Things Aspiring Entrepreneurs Should Learn Before Quitting Their 9-5

Things Aspiring Entrepreneurs Should Learn Before Quitting Their 9-5 was originally published on Vault.

It seems like everyone wants to own their own business or work for themselves these days. Business ownership may sound appealing, with control over your own schedule and job duties, especially since it's become more accessible in the past decade.

The main reasons for this are:

  • The internet has made information about regulations and requirements for businesses more accessible than ever before.
  • Printing technology and free/affordable graphic design software makes it easy to create promotional materials and product packaging in your own home at a relatively low cost.
  • The U.S. federal government provides free resources to small business owners at both the national level ( and the local level (local sba representatives).
  • More people want to support local and independent businesses and are doing so with their wallets.
  • It's easier than ever to interact with and market to people all around the world.

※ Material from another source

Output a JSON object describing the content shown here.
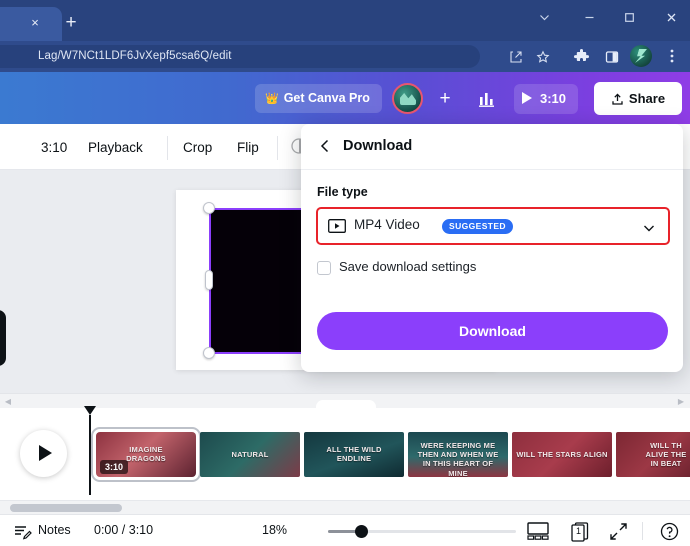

But owning a business is never going to be a walk in the park. A large percentage of new businesses still fail within their first year. Making the jump from traditional employment to self-employment requires a perspective change and a lot of preparation. If you're an aspiring entrepreneur, here are some things you should explore before making the jump from employee to business owner.

Start Researching

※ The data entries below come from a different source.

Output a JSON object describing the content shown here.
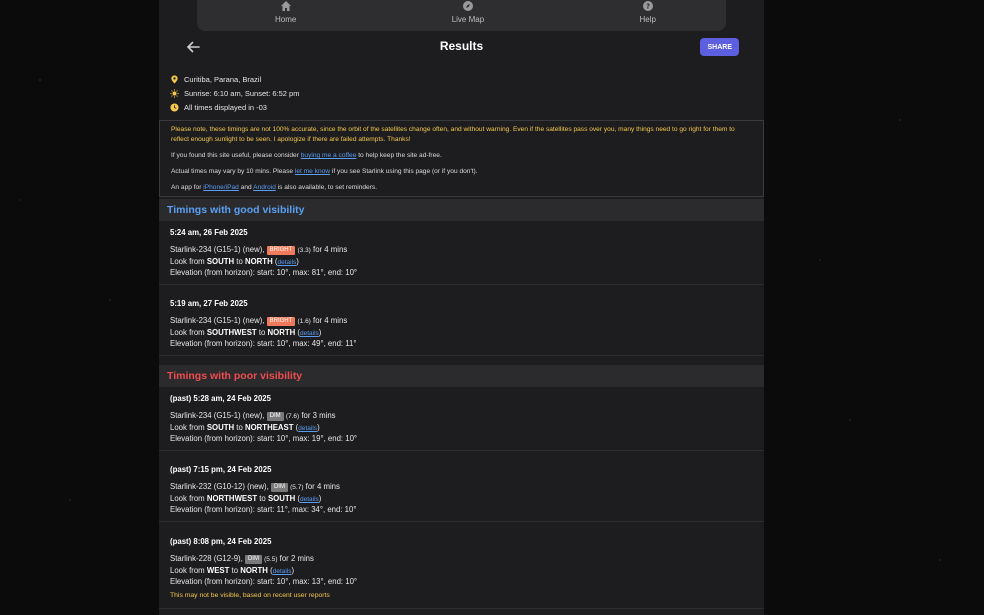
{
  "nav": {
    "items": [
      {
        "label": "Home",
        "icon": "home-icon"
      },
      {
        "label": "Live Map",
        "icon": "compass-icon"
      },
      {
        "label": "Help",
        "icon": "help-icon"
      }
    ]
  },
  "header": {
    "title": "Results",
    "share_label": "SHARE"
  },
  "meta": {
    "location": "Curitiba, Parana, Brazil",
    "sun": "Sunrise: 6:10 am, Sunset: 6:52 pm",
    "timezone": "All times displayed in -03"
  },
  "notice": {
    "warning": "Please note, these timings are not 100% accurate, since the orbit of the satellites change often, and without warning. Even if the satellites pass over you, many things need to go right for them to reflect enough sunlight to be seen. I apologize if there are failed attempts. Thanks!",
    "coffee_pre": "If you found this site useful, please consider ",
    "coffee_link": "buying me a coffee",
    "coffee_post": " to help keep the site ad-free.",
    "vary_pre": "Actual times may vary by 10 mins. Please ",
    "vary_link": "let me know",
    "vary_post": " if you see Starlink using this page (or if you don't).",
    "app_pre": "An app for ",
    "app_ios": "iPhone/iPad",
    "app_and": " and ",
    "app_android": "Android",
    "app_post": " is also available, to set reminders."
  },
  "sections": {
    "good_title": "Timings with good visibility",
    "poor_title": "Timings with poor visibility"
  },
  "passes": [
    {
      "when": "5:24 am, 26 Feb 2025",
      "sat": "Starlink-234 (G15-1) (new), ",
      "badge": "BRIGHT",
      "mag": "(3.3)",
      "dur": " for 4 mins",
      "from": "SOUTH",
      "to": "NORTH",
      "details": "details",
      "elev": "Elevation (from horizon): start: 10°, max: 81°, end: 10°"
    },
    {
      "when": "5:19 am, 27 Feb 2025",
      "sat": "Starlink-234 (G15-1) (new), ",
      "badge": "BRIGHT",
      "mag": "(1.6)",
      "dur": " for 4 mins",
      "from": "SOUTHWEST",
      "to": "NORTH",
      "details": "details",
      "elev": "Elevation (from horizon): start: 10°, max: 49°, end: 11°"
    },
    {
      "when": "(past) 5:28 am, 24 Feb 2025",
      "sat": "Starlink-234 (G15-1) (new), ",
      "badge": "DIM",
      "mag": "(7.6)",
      "dur": " for 3 mins",
      "from": "SOUTH",
      "to": "NORTHEAST",
      "details": "details",
      "elev": "Elevation (from horizon): start: 10°, max: 19°, end: 10°"
    },
    {
      "when": "(past) 7:15 pm, 24 Feb 2025",
      "sat": "Starlink-232 (G10-12) (new), ",
      "badge": "DIM",
      "mag": "(5.7)",
      "dur": " for 4 mins",
      "from": "NORTHWEST",
      "to": "SOUTH",
      "details": "details",
      "elev": "Elevation (from horizon): start: 11°, max: 34°, end: 10°"
    },
    {
      "when": "(past) 8:08 pm, 24 Feb 2025",
      "sat": "Starlink-228 (G12-9), ",
      "badge": "DIM",
      "mag": "(5.5)",
      "dur": " for 2 mins",
      "from": "WEST",
      "to": "NORTH",
      "details": "details",
      "elev": "Elevation (from horizon): start: 10°, max: 13°, end: 10°",
      "note": "This may not be visible, based on recent user reports"
    }
  ],
  "labels": {
    "look_from": "Look from ",
    "to": " to ",
    "paren_open": " (",
    "paren_close": ")"
  },
  "colors": {
    "accent": "#5b5fe0",
    "good": "#5ba0f5",
    "poor": "#ef4d4d",
    "warn": "#f5c84b",
    "bright": "#f07a5a"
  }
}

Before you start a business, you need to figure out who your target market is, what they need, what they value, what they can afford. This will allow you to build a product or service line that specifically targets them. Finding time to research all of this can seem daunting, especially if you currently work a full-time job, but you can glean a lot of this information in your normal networking ventures. Set aside time every day, even if it's half an hour, to focus on market research and making plans. Lunch breaks and commutes are great times for brainstorming. For more hands-on research, do this first thing in the morning or right when you get home, before you're too relaxed to want to work on anything.

Meet Regulations

Regulations are often seen as the bane of the business world, but they're what keep consumers safe. Even when regulations fail to keep all con-artists out of a field, they do provide consumers with ways to distinguish legitimate businesses from low-quality hacks. So you'll want to look at what regulations your local area has for businesses in general, as well as businesses in your specific field. You'll need to find out:

  • If you need a license or certification to offer the products/services you want to provide
  • If you need building permits (even if you're operating out of your home)
  • What is tax deductible and what is not
  • What areas of liability you might be responsible for
  • What titles you are legally required to claim (some job titles have legal definitions, including many trade jobs and many in the real estate industry)

Figure Out the Local Market

Once you have an idea (or several) for what kind of business you'd like to start, you'll want to see what similar businesses exist in your area. Even if you're looking to start an internet-based business, evaluating your local market is a good start. Your local SBA representative can give you market data about successful and failed businesses in a certain field. They can also show you resources that reveal demographics and can help you narrow your target audience.

Make Friends

The best way to learn about any topic is to talk with someone who has experienced it firsthand. Talk to other business owners in your area and ask them about the challenges they've faced. Find out what surprised them most about entrepreneurship and the realities of running a business. The more people you talk to, the more insight you'll have, but you'll also want to be on the lookout for someone with the traits of a professional mentor.

Define Your Long-term Needs

Even if you desperately want to escape your current work environment, you need to plan long-term and make sure you're not jumping into a worse situation than the one you're already in. This means looking at where you want your business to be 5, 10, and 20 years down the line, and whether current market trends look favorable toward that end. You'll also need to make contingency plans for sustainability. What will happen in slow months? Are you prepared to deal with cash flow issues? What will happen in boom months? Even if you're starting a self-employment track, you need to consider whether you'll have to hire people down the line in order to stay on top of everything. If it's even a possibility, do some reading on current hiring strategies, and look at all the responsibilities involved in having employees. This includes workplace safety, benefits, payroll, and more.

Do you plan on keeping your business local, or do you foresee expanding to other markets? Operating in multiple states or countries involves paperwork and knowledge of legal requirements in different areas. If you plan on hiring employees from abroad, you'll have a whole different set of requirements to follow. Having a cursory knowledge of these issues before you start your business will help you lay out plans to be prepared in various situations. The more you know, the less likely you'll have to close because of completely unexpected events.

Owning a business is more than a full-time job. Making preparations will help you get used to working more than 40 hours a week and help you avoid the unexpected mistakes that doom so many new and small businesses. The important thing is to know when you're ready and set reasonable goals for yourself and your business. If you wait until everything's perfect, you'll never get off the ground. Find the balance, and start your market research!